[INSTRUCTIONS TO FOLLOW] In the entries below, every line that contains "author" must be located and copied.

[SUPPLIED ENTRIES]
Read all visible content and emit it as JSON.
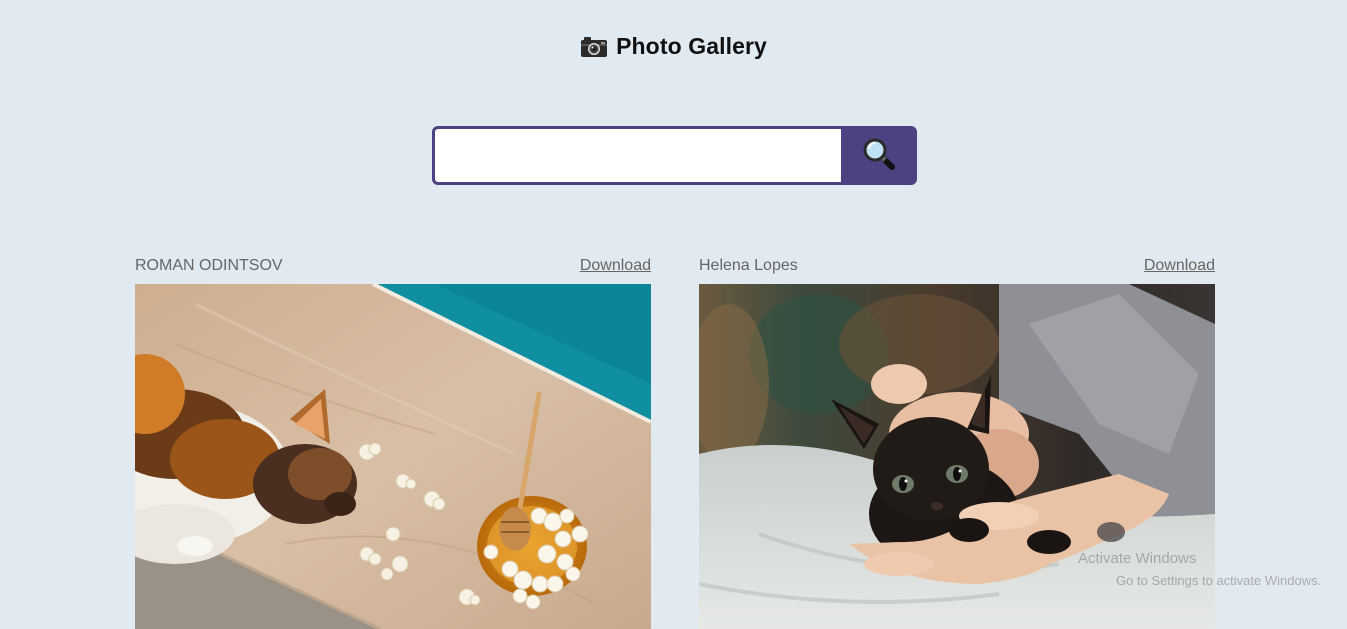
{
  "header": {
    "icon": "camera-icon",
    "title": "Photo Gallery"
  },
  "search": {
    "value": "",
    "placeholder": "",
    "button_icon": "magnifying-glass-icon",
    "accent_color": "#4b4381"
  },
  "photos": [
    {
      "author": "ROMAN ODINTSOV",
      "download_label": "Download",
      "subject": "calico cat eating popcorn next to honey bowl"
    },
    {
      "author": "Helena Lopes",
      "download_label": "Download",
      "subject": "black kitten held in hands"
    }
  ],
  "watermark": {
    "line1": "Activate Windows",
    "line2": "Go to Settings to activate Windows."
  }
}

[RESPONSE BELOW]
      "author": "ROMAN ODINTSOV",
      "author": "Helena Lopes",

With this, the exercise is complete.